In any event, the names at issue here were contained in correspondence and correspondence logs relevant to the audit records of petitioner, Pet. App. 7-8, and petitioner has not disputed that those audit and related correspondence records constitute "similar files" within the meaning of Exemption 6, see Pet. 7 (asserting that petitioner itself has a privacy interest in the audit records that is protected by Exemption 6). Indeed, petitioner conceded that an IRS employee's telephone number was properly withheld under Exemption 6 from the same records at issue here. Pet. App. 27. If, in petitioner's view, the correspondence records constitute "similar files" for purposes of redacting a federal employee's telephone number, they retain that status for purposes of redacting employees' names.

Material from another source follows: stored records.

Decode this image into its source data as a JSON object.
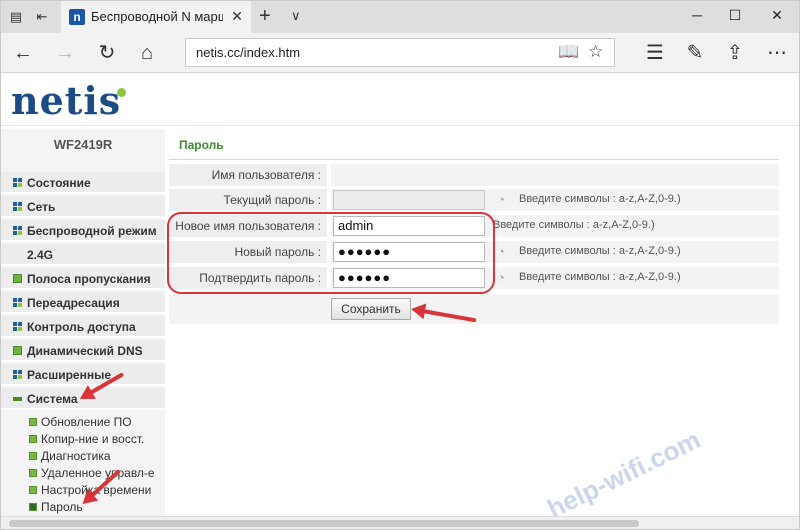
{
  "browser": {
    "tab_title": "Беспроводной N марш",
    "url": "netis.cc/index.htm"
  },
  "brand": {
    "logo_text": "netis"
  },
  "sidebar": {
    "model": "WF2419R",
    "items": [
      {
        "label": "Состояние"
      },
      {
        "label": "Сеть"
      },
      {
        "label": "Беспроводной режим"
      },
      {
        "label": "2.4G"
      },
      {
        "label": "Полоса пропускания"
      },
      {
        "label": "Переадресация"
      },
      {
        "label": "Контроль доступа"
      },
      {
        "label": "Динамический DNS"
      },
      {
        "label": "Расширенные"
      },
      {
        "label": "Система"
      }
    ],
    "sub_items": [
      {
        "label": "Обновление ПО"
      },
      {
        "label": "Копир-ние и восст."
      },
      {
        "label": "Диагностика"
      },
      {
        "label": "Удаленное управл-е"
      },
      {
        "label": "Настройка времени"
      },
      {
        "label": "Пароль"
      }
    ]
  },
  "password_form": {
    "title": "Пароль",
    "username_label": "Имя пользователя :",
    "current_password_label": "Текущий пароль :",
    "new_username_label": "Новое имя пользователя :",
    "new_username_value": "admin",
    "new_password_label": "Новый пароль :",
    "new_password_value": "●●●●●●",
    "confirm_password_label": "Подтвердить пароль :",
    "confirm_password_value": "●●●●●●",
    "hint": "Введите символы : a-z,A-Z,0-9.)",
    "save_label": "Сохранить"
  },
  "watermark": "help-wifi.com",
  "colors": {
    "accent_red": "#d8343a",
    "brand_blue": "#1c4c86",
    "section_green": "#3d8a2c"
  }
}
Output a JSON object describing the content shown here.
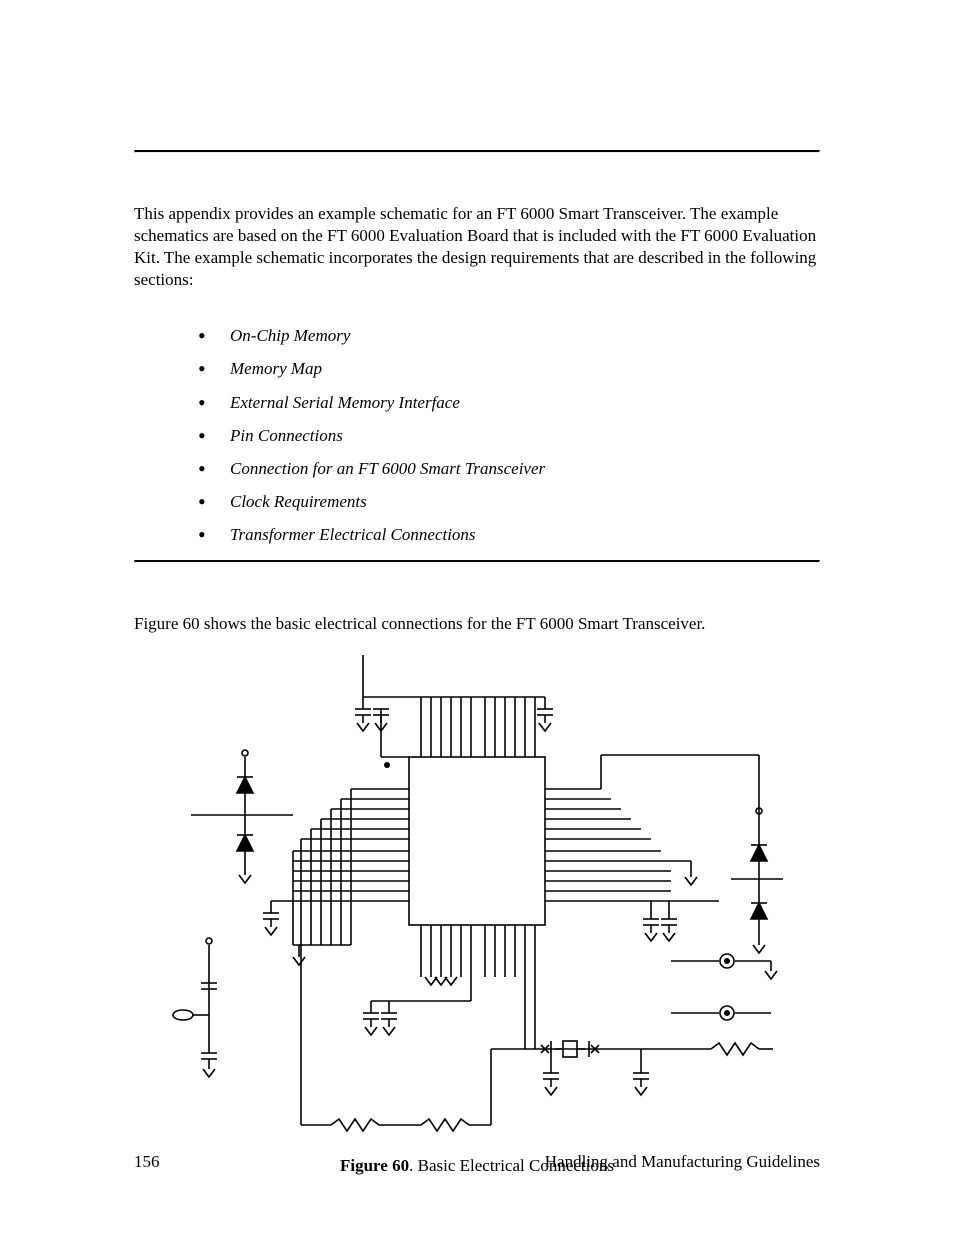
{
  "intro": "This appendix provides an example schematic for an FT 6000 Smart Transceiver.  The example schematics are based on the FT 6000 Evaluation Board that is included with the FT 6000 Evaluation Kit.  The example schematic incorporates the design requirements that are described in the following sections:",
  "bullets": [
    "On-Chip Memory",
    "Memory Map",
    "External Serial Memory Interface",
    "Pin Connections",
    "Connection for an FT 6000 Smart Transceiver",
    "Clock Requirements",
    "Transformer Electrical Connections"
  ],
  "caption_line": "Figure 60 shows the basic electrical connections for the FT 6000 Smart Transceiver.",
  "figure": {
    "label_bold": "Figure 60",
    "label_rest": ". Basic Electrical Connections"
  },
  "footer": {
    "page_number": "156",
    "section_title": "Handling and Manufacturing Guidelines"
  }
}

Petitioner also contends (Pet. 13-15) that FOIA's protection of "personal privacy" extends only to the subject of the file. This Court unanimously held exactly the opposite three months ago. Favish, 124 S. Ct. at 1576-1578 (FOIA's protection of "personal privacy" includes the interests of family members in controlling death-scene records of their close relatives). That case concerned FOIA's protection of personal privacy in the context of law-enforcement records, 5 U.S.C. 552(b)(7)(C), rather than Exemption 6.* But, while the two exemptions "differ in the magnitude of the public interest that is required to override the respective privacy interests protected by the exemptions," Department of Defense v. FLRA, 510 U.S. at 497 n.6, the types of "personal privacy" interests protected by both exemptions are the same. See Favish, 124 S. Ct. at 1579-1580 (explaining that the Court's decision about the scope of Exemption 7's protection of "personal privacy" "is consistent with" court of appeals' holdings providing similar protection for decedents' families under Exemption 6, and citing cases). Indeed, if Congress wanted to limit Exemption 6's protection of privacy to the subject of the records, it likely would have employed the same type of limiting language that appears in the Privacy Act. See 5 U.S.C. 552a(a)(4) (protecting records that are "about an individual"), 552a(b) (prohibiting the disclosure of qualifying records absent the consent of "the individual to whom the record pertains").

CONCLUSION

The petition for a writ of certiorari should be denied.

Respectfully submitted.

 

THEODORE B. OLSON
Solicitor General

EILEEN J. O'CONNOR
Assistant Attorney General

JONATHAN S. COHEN
GRETCHEN M. WOLFINGER
Attorneys

JULY 2004

* Section 552(b)(7)(C) of Title 5 exempts from the government's general duty of disclosure "records or information compiled for law enforcement purposes" if their production "could reasonably be expected to constitute an unwarranted invasion of personal privacy."